3D Systems, the company that will print the modules for Google's Project Ara smartphone, is exploring conductive ink as a way to create circuitry for the devices.
Ara is Google's attempt to turn smartphone manufacturing on its head and come up with a new type of device that users will be able to upgrade easily after they buy it, using 3D-printed parts.
The phone has a basic exoskeleton, and components like the camera, battery and memory are housed in plastic modules that snap onto the back. A user who wants new memory or a better camera, for instance, could order a new module and swap out the original.
3D Systems was enlisted by Google to print the modules, and this week it said it was working with Carnegie Mellon University to develop conductive ink, which can be used to print electrical circuits. It hopes to use the ink for components such as antennas, it said in a blog post.
Conductive inks are typically liquid metal and can carry an electric current. Microsoft is also researching the technology, and has shown how a silver nanoparticle ink can be used to print circuit boards with a conventional inkjet printer.
3D Systems is also working to strengthen the materials and improve both "aesthetic and functional features." It will be able to print modules in "full spectrum, CMYKWT colour" -- meaning cyan, magenta, yellow, black, white and transparent -- in hard and soft materials for "the optimum lifespan of parts and ultimate customisation by the user."
3D Systems has said it expects to start mass producing parts for the US$50 (£30) smartphones later this year, in preparation for the devices to ship early next year.
3D printers have been used to make all kinds of objects, but their use in mass manufacturing is relatively new. So 3D Systems is having to come up with a faster, more efficient production process as well.
"To bring the modular cell phone experience to the market by the anticipated 2015, we are creating a continuous, high-speed 3D printing production platform and fulfillment system to accommodate production-level speeds and volume," it said in its blog post.

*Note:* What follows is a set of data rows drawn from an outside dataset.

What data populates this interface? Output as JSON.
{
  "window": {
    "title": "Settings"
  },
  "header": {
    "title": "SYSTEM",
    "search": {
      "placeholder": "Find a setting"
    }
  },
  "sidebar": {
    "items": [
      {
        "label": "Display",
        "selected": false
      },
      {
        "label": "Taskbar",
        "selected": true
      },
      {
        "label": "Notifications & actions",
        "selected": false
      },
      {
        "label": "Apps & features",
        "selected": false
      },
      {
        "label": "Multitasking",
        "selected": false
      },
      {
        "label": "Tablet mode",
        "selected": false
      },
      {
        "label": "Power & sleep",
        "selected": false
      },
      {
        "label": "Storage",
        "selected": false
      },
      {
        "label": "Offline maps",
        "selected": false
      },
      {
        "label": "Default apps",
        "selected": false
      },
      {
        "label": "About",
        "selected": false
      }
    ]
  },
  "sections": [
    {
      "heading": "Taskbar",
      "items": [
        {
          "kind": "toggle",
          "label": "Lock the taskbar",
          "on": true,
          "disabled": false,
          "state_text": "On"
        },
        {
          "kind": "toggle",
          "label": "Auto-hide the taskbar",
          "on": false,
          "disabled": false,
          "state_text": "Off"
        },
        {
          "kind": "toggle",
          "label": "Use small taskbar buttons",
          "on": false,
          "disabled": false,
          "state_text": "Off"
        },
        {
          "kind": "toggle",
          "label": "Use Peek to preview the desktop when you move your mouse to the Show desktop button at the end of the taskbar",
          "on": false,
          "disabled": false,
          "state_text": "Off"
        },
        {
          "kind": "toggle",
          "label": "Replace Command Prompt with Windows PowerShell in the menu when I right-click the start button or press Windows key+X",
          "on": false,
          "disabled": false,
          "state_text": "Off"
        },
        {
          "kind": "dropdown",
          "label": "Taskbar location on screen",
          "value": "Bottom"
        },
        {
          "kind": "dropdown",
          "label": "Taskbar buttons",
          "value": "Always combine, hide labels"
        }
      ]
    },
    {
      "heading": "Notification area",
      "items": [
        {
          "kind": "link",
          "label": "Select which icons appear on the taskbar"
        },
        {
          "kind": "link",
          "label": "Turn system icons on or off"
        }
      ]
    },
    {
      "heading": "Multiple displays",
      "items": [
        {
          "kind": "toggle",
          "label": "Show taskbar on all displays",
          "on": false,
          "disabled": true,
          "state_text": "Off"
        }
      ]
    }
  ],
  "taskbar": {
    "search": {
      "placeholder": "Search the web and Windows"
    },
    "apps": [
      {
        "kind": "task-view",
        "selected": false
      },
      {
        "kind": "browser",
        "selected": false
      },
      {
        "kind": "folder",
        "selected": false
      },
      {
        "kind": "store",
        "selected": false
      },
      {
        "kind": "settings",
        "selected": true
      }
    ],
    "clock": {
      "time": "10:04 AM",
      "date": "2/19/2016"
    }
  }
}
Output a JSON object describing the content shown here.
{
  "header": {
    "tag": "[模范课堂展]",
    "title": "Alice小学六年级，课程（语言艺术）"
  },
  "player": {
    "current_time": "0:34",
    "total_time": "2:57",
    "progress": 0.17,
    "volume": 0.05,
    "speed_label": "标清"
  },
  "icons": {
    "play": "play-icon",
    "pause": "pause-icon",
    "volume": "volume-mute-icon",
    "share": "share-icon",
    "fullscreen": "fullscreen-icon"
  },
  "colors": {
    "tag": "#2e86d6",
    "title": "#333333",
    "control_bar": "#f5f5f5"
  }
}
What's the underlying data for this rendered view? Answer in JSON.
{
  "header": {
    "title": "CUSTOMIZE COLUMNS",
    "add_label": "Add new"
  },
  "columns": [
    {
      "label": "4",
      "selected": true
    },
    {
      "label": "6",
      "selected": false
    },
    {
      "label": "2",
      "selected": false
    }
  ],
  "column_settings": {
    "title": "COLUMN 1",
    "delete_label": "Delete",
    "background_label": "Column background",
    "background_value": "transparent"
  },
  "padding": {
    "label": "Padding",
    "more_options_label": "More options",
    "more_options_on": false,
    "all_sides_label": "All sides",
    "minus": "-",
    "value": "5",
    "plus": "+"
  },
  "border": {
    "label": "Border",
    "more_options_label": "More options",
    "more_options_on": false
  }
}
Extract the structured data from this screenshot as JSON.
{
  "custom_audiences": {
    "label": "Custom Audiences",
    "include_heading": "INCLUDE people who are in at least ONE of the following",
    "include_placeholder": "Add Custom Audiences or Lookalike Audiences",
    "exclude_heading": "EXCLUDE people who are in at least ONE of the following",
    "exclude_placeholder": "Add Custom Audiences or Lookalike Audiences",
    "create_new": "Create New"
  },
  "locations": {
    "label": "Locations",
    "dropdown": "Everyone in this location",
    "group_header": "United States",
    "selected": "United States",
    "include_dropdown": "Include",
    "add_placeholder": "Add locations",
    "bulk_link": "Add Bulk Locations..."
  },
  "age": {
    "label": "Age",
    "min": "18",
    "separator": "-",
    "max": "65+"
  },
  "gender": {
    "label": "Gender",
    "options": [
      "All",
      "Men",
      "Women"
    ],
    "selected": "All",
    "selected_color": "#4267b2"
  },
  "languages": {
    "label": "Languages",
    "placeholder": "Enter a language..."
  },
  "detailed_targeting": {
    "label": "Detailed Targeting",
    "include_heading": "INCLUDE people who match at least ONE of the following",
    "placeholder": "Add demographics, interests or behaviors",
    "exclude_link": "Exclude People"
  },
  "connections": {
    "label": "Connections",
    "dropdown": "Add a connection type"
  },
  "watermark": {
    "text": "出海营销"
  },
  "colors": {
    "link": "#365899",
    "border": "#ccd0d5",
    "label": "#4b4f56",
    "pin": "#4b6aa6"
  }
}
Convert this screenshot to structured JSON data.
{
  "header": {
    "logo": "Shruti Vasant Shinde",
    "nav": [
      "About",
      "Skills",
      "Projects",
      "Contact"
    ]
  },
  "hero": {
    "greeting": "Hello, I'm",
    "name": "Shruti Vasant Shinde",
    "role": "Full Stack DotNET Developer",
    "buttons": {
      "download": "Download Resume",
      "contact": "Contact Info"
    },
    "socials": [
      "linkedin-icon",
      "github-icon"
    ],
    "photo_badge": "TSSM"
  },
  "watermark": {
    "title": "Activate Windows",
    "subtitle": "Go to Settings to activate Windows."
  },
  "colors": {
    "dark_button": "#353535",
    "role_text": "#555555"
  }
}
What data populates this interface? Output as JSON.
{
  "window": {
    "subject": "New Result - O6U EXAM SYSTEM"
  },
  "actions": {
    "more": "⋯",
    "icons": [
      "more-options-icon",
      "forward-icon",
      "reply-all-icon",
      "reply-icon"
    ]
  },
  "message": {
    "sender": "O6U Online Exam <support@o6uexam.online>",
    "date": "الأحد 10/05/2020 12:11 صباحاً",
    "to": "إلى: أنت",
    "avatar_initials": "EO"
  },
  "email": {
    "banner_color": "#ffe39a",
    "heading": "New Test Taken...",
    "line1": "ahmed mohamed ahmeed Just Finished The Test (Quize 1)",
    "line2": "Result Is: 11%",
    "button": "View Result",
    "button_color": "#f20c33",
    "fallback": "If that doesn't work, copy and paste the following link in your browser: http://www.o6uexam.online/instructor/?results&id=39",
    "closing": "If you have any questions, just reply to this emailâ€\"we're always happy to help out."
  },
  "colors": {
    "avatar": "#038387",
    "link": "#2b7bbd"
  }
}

It's doing away with the existing "reciprocating platform" method, which requires the print head to constantly speed up and slow down, and developing a new "racetrack" architecture.
"For more productive print rates (of millions and hopefully billions of units), we're creating a continuous motion system around a racetrack architecture that will allow the module shells to move in a continuous flow, with additional 'off ramps' for various finishing steps, including inserts and other module manipulations," it said.